The object functions listed in the following table are available for all fittype objects, including cfit objects.

Fit Type Object FunctionDescription


Get input argument names


Get fit category


Get coefficient names


Get dependent variable name


Evaluate model at specified predictors


Construct fittype object


Get formula


Get independent variable name


Determine if model is linear


Get number of input arguments


Get number of coefficients


Get problem-dependent parameter names


Set model fit options


Get name of model

The object functions listed in the following table are available exclusively for cfit objects.

Curve Fit Object FunctionDescription


Construct cfit object


Get coefficient values


Get confidence intervals for fit coefficients


Differentiate fit


Integrate fit


Plot fit


Get prediction intervals


Get problem-dependent parameter values

A complete list of object functions for a curve fitting object can be obtained with the MATLAB methods command. For example,

f = fittype('a*x^2+b*exp(n*x)');
Methods for class fittype:

argnames     dependnames  fittype      islinear     probnames    
category     feval        formula      numargs      setoptions   
coeffnames   fitoptions   indepnames   numcoeffs    type    

Some of the object functions listed by methods do not appear in the tables above, and do not have reference pages in the Curve Fitting Toolbox documentation.
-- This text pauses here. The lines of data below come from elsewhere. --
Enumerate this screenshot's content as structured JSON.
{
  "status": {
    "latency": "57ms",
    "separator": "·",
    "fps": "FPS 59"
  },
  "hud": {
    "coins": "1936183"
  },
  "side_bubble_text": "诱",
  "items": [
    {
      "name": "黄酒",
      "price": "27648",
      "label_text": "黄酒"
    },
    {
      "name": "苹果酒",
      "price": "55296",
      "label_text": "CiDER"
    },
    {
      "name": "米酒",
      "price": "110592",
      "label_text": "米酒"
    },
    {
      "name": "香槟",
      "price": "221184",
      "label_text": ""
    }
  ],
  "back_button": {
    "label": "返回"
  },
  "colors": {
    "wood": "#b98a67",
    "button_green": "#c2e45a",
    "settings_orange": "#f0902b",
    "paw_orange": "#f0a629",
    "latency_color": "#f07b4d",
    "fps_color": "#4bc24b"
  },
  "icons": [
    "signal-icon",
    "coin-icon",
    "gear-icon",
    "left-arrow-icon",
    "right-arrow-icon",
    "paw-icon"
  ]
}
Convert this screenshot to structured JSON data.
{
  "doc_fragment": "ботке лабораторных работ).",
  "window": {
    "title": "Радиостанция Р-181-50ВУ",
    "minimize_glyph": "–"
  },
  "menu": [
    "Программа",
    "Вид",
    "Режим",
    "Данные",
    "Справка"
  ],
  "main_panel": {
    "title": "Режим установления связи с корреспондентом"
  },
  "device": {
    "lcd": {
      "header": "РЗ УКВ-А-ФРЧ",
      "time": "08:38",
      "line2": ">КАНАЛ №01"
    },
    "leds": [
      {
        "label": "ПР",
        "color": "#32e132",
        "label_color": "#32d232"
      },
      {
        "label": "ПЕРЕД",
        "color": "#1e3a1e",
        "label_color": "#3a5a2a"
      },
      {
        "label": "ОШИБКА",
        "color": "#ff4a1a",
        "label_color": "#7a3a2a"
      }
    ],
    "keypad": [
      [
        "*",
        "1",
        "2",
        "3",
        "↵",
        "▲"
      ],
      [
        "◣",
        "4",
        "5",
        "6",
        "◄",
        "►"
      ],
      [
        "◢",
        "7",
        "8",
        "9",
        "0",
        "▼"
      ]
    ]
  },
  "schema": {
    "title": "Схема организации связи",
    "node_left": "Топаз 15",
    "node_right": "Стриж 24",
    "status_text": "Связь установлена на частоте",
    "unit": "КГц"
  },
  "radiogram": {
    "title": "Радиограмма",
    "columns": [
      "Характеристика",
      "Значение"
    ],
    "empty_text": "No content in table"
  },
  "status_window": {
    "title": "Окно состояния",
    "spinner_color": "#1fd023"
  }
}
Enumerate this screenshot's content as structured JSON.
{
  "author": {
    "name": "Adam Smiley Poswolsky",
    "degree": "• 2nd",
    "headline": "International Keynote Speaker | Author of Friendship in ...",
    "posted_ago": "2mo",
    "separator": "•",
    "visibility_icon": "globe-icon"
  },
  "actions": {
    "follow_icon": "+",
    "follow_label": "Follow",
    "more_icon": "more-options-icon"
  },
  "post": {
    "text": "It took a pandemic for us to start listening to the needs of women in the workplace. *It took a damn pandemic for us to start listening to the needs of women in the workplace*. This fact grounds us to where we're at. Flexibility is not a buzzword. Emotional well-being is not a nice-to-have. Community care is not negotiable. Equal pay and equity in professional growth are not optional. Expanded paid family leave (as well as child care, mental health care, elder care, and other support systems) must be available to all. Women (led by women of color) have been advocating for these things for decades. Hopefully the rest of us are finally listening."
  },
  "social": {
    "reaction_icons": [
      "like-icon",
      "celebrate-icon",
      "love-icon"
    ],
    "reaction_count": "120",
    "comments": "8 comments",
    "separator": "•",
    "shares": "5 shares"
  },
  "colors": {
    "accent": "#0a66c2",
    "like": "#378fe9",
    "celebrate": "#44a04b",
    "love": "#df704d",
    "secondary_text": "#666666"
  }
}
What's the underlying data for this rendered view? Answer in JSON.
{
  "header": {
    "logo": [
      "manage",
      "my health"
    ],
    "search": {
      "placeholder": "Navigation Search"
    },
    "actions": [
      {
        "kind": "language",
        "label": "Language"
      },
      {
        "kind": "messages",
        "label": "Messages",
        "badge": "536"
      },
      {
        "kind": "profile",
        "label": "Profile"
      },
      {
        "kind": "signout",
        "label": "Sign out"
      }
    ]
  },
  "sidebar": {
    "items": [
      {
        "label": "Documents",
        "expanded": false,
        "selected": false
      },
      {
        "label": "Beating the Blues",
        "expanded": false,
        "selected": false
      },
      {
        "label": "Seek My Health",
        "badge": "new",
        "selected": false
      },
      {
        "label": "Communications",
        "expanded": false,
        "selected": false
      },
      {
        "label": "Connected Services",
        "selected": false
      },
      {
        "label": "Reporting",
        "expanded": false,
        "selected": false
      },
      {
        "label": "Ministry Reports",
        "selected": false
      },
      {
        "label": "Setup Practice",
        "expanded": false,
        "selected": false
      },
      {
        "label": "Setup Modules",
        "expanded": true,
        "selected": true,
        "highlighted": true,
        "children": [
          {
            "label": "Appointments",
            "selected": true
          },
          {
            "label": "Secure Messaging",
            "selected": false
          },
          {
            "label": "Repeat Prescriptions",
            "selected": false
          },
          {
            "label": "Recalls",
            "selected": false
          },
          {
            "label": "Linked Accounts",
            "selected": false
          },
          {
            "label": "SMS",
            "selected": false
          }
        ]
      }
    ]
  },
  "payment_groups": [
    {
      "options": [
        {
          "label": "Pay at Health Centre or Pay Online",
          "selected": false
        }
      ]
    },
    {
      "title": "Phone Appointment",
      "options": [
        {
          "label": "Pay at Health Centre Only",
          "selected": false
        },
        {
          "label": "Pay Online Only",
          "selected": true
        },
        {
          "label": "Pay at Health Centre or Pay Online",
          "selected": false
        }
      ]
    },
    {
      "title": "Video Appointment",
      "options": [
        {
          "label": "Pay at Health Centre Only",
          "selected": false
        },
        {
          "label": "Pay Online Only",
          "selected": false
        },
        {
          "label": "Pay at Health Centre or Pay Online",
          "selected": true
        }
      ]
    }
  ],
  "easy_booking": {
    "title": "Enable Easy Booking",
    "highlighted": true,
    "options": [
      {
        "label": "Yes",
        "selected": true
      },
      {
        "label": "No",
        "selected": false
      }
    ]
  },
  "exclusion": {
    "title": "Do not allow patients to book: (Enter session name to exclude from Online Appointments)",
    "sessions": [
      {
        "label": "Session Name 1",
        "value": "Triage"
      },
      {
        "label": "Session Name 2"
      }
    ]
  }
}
These additional object functions are generally low-level operations used by the Curve Fitter app, and not of general interest when writing curve fitting applications.

There are no global accessor object functions, comparable to getfield and setfield, available for fittype objects. Access is limited to the object functions listed above. This is because many of the properties of fittype objects are derived from other properties, for which you do have access. For example,

f = fittype('a*cos( b*x-c )')
f = 

     General model:
     f(a,b,c,x) = a*cos( b*x-c )
ans =

    'a*cos( b*x-c )'
ans =

  4×1 cell array


You construct the fittype object f by giving the formula, so you do have write access to that basic property of the object. You have read access to that property through the formula object function. You also have read access to the argument names of the object, through the argnames object function. You don't, however, have direct write access to the argument names, which are derived from the formula. If you want to set the argument names, set the formula.

Surface Fitting Objects and Object Functions

The surface fit object (sfit) stores the results from a surface fitting operation, making it easy to plot and analyze fits at the command line.

Like cfit objects, sfit objects are a subclass of fittype objects, so they inherit all the same object functions of fittype listed in Curve Fitting Object Functions.

sfit objects also provide object functions exclusively for sfit objects. See sfit.

One way to quickly assemble code for surface fits and plots into useful programs is to generate a file from a fit in the Curve Fitter app. In this way, you can transform your interactive analysis of a single data set into a reusable function for command-line analysis or for batch processing of multiple data sets. You can use the generated file without modification, or edit and customize the code as needed. See Generate Code and Export Fits to the Workspace.